Jealousy: The Other Life of Catherine M.
I am at a loss as to how to review Jealousy: The Other Life of Catherine M. I suppose that’s not a very good way to write a review, but it’s the truth. After reading this memoir, I feel as though I know nothing about the author Catherine, her partner Jacques, or any of the nameless lovers that passed through both of their lives.
Catherine Millet is an art critic, and, in her words, a libertine. Her first memoir, The Sexual Life of Catherine M., was the story of her life told through the numerous sexual encounters she has had. She participated in outdoor sex, orgies, and same sex encounters, among others. In Jealousy, Catherine let us into the love side of her life. “I had love at home.
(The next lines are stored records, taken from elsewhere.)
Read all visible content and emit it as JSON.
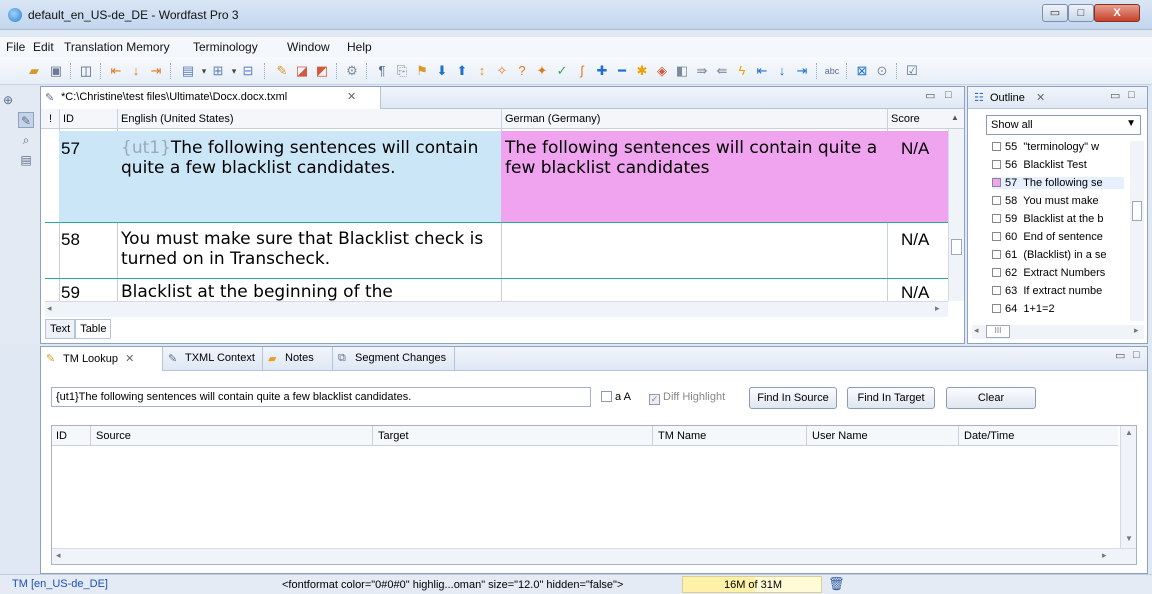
{
  "window": {
    "title": "default_en_US-de_DE - Wordfast Pro 3",
    "minimize": "▭",
    "maximize": "□",
    "close": "X"
  },
  "menu": [
    "File",
    "Edit",
    "Translation Memory",
    "Terminology",
    "Window",
    "Help"
  ],
  "editor": {
    "tab_title": "*C:\\Christine\\test files\\Ultimate\\Docx.docx.txml",
    "columns": {
      "flag": "!",
      "id": "ID",
      "source": "English (United States)",
      "target": "German (Germany)",
      "score": "Score"
    },
    "rows": [
      {
        "id": "57",
        "source_tag": "{ut1}",
        "source": "The following sentences will contain quite a few blacklist candidates.",
        "target": "The following sentences will contain quite a few blacklist candidates",
        "score": "N/A"
      },
      {
        "id": "58",
        "source": "You must make sure that Blacklist check is turned on in Transcheck.",
        "target": "",
        "score": "N/A"
      },
      {
        "id": "59",
        "source": "Blacklist at the beginning of the",
        "target": "",
        "score": "N/A"
      }
    ],
    "view_tabs": [
      "Text",
      "Table"
    ]
  },
  "outline": {
    "title": "Outline",
    "filter": "Show all",
    "items": [
      {
        "num": "55",
        "text": "\"terminology\" w"
      },
      {
        "num": "56",
        "text": "Blacklist Test"
      },
      {
        "num": "57",
        "text": "The following se"
      },
      {
        "num": "58",
        "text": "You must make"
      },
      {
        "num": "59",
        "text": "Blacklist at the b"
      },
      {
        "num": "60",
        "text": "End of sentence"
      },
      {
        "num": "61",
        "text": "(Blacklist) in a se"
      },
      {
        "num": "62",
        "text": "Extract Numbers"
      },
      {
        "num": "63",
        "text": "If extract numbe"
      },
      {
        "num": "64",
        "text": "1+1=2"
      }
    ],
    "scroll_indicator": "III"
  },
  "bottom": {
    "tabs": [
      "TM Lookup",
      "TXML Context",
      "Notes",
      "Segment Changes"
    ],
    "lookup_text": "{ut1}The following sentences will contain quite a few blacklist candidates.",
    "case_label": "a A",
    "diff_label": "Diff Highlight",
    "buttons": {
      "find_source": "Find In Source",
      "find_target": "Find In Target",
      "clear": "Clear"
    },
    "columns": [
      "ID",
      "Source",
      "Target",
      "TM Name",
      "User Name",
      "Date/Time"
    ]
  },
  "status": {
    "tm": "TM [en_US-de_DE]",
    "fontformat": "<fontformat color=\"0#0#0\" highlig...oman\" size=\"12.0\" hidden=\"false\">",
    "memory": "16M of 31M",
    "memory_used_fraction": 0.52
  },
  "colors": {
    "active_source_bg": "#cbe6f7",
    "active_target_bg": "#f0a3ee",
    "grid_line": "#2aa9a0"
  }
}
I sought only pleasure in the world outside.” When she discovers her partner Jacques has had numerous affairs, she is devastated. She obsesses over his affairs, trying to figure out when they occurred, with whom and who knew.
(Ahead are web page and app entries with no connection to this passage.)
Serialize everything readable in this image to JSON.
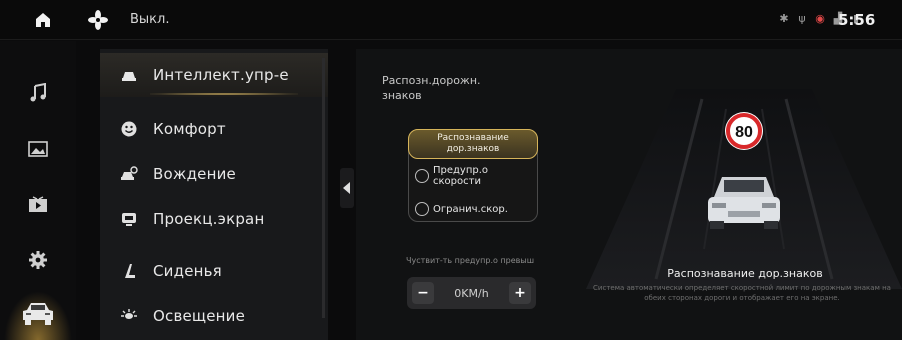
{
  "statusbar": {
    "fan_label": "Выкл.",
    "time": "5:56",
    "icons": [
      "bluetooth-icon",
      "usb-icon",
      "record-icon",
      "signal-icon",
      "battery-icon"
    ]
  },
  "rail": {
    "items": [
      "music-icon",
      "gallery-icon",
      "video-icon",
      "settings-icon",
      "car-icon"
    ],
    "active_index": 4
  },
  "menu": {
    "items": [
      {
        "label": "Интеллект.упр-е",
        "icon": "seat-steer-icon",
        "active": true
      },
      {
        "label": "Комфорт",
        "icon": "smile-icon",
        "active": false
      },
      {
        "label": "Вождение",
        "icon": "car-steer-icon",
        "active": false
      },
      {
        "label": "Проекц.экран",
        "icon": "screen-icon",
        "active": false
      },
      {
        "label": "Сиденья",
        "icon": "seat-icon",
        "active": false
      },
      {
        "label": "Освещение",
        "icon": "light-icon",
        "active": false
      }
    ]
  },
  "panel": {
    "title_line1": "Распозн.дорожн.",
    "title_line2": "знаков",
    "option_header_line1": "Распознавание",
    "option_header_line2": "дор.знаков",
    "option1_line1": "Предупр.о",
    "option1_line2": "скорости",
    "option2": "Огранич.скор.",
    "sensitivity_label": "Чуствит-ть предупр.о превыш",
    "stepper_minus": "−",
    "stepper_value": "0KM/h",
    "stepper_plus": "+",
    "sign_value": "80",
    "desc_title": "Распознавание дор.знаков",
    "desc_text": "Система автоматически определяет скоростной лимит по дорожным знакам на обеих сторонах дороги и отображает его на экране."
  },
  "colors": {
    "accent_gold": "#d6b45a",
    "sign_red": "#d8282a"
  }
}
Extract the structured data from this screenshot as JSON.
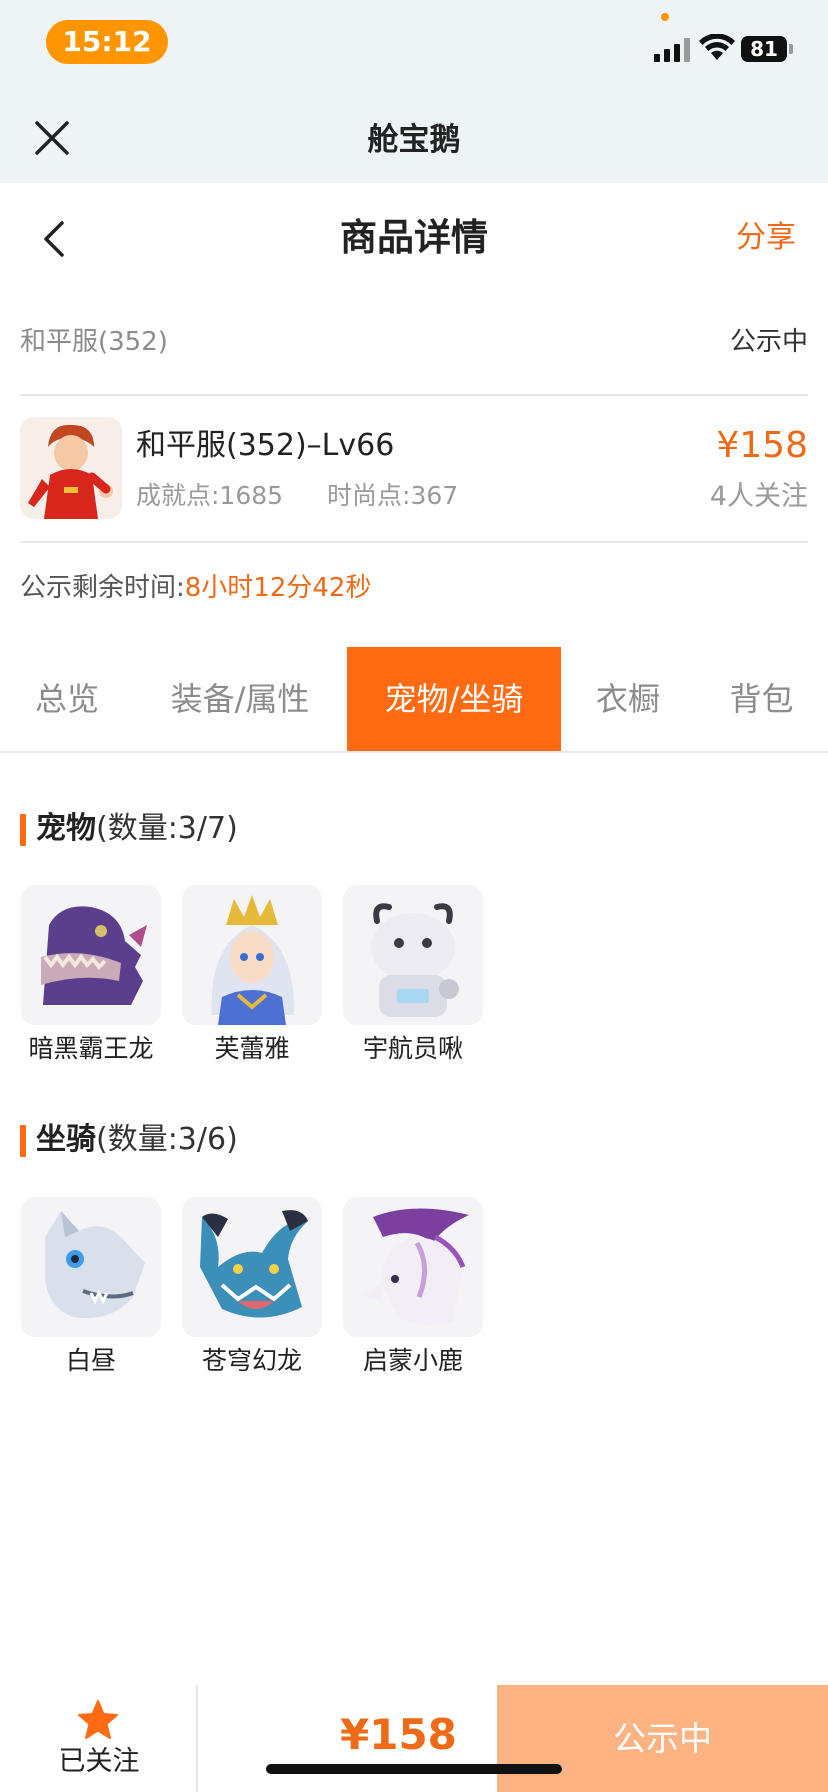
{
  "status_bar": {
    "time": "15:12",
    "battery": "81"
  },
  "miniapp": {
    "title": "舱宝鹅"
  },
  "header": {
    "title": "商品详情",
    "share_label": "分享"
  },
  "server": {
    "name": "和平服(352)",
    "status": "公示中"
  },
  "product": {
    "name": "和平服(352)–Lv66",
    "achievement": "成就点:1685",
    "fashion": "时尚点:367",
    "price": "¥158",
    "followers": "4人关注"
  },
  "countdown": {
    "label": "公示剩余时间:",
    "value": "8小时12分42秒"
  },
  "tabs": [
    {
      "label": "总览",
      "active": false
    },
    {
      "label": "装备/属性",
      "active": false
    },
    {
      "label": "宠物/坐骑",
      "active": true
    },
    {
      "label": "衣橱",
      "active": false
    },
    {
      "label": "背包",
      "active": false
    }
  ],
  "pets": {
    "title": "宠物",
    "count": "(数量:3/7)",
    "items": [
      {
        "name": "暗黑霸王龙"
      },
      {
        "name": "芙蕾雅"
      },
      {
        "name": "宇航员啾"
      }
    ]
  },
  "mounts": {
    "title": "坐骑",
    "count": "(数量:3/6)",
    "items": [
      {
        "name": "白昼"
      },
      {
        "name": "苍穹幻龙"
      },
      {
        "name": "启蒙小鹿"
      }
    ]
  },
  "bottom": {
    "follow_label": "已关注",
    "price": "¥158",
    "action_label": "公示中"
  },
  "colors": {
    "accent": "#ff6a13",
    "price": "#ee6a16",
    "action_button": "#fdb282"
  }
}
Yet, her narrative voice is disconcerting. In The Sexual Life of Catherine M., the detached voice Millet writes with was a fascinating way to present such lusty endeavors. In Jealousy, that detachment becomes a wall between the author and her audience. It began to feel less like a narrative decision and more like Millet is detached from herself. When she casually mentions that her previous partner beat her, but “I never saw any anger in his face,” it is legitimately hard to judge how to take that information. Her descriptions of how she dealt with Jacques’ betrayal are similarly detached. “Discovering the name to match the initial, putting a face to it, piecing together a set of circumstances and a precise place, based on a given date. And above all, translating two or three words used by Jacques into a whole dialogue, with gestures and speech, between him and the figure I had created, with more or less accuracy.” She channels all of her angry, jealousy, and rage into sexual fantasies that both humiliate and empower her.
She admits that Jacques was not happy at her sexual life when they met, and that they had never discussed the boundaries in their relationship. She never connects his actions with her own. Because Jacques is so enigmatic, her reaction seems much more like an overreaction. He is so far removed that he is more of a concept than a person. The memoir needed him as much as her, and without him, it feels imbalanced.
I do not know whether to tell you to read the book or not. If you enjoyed The Sexual Life of Catherine M., Jealousy may be the perfect complement to it. If you did not like Sexual Life, you will not like Jealousy. Also, if you haven’t read Sexual Life, then this is not the book for you.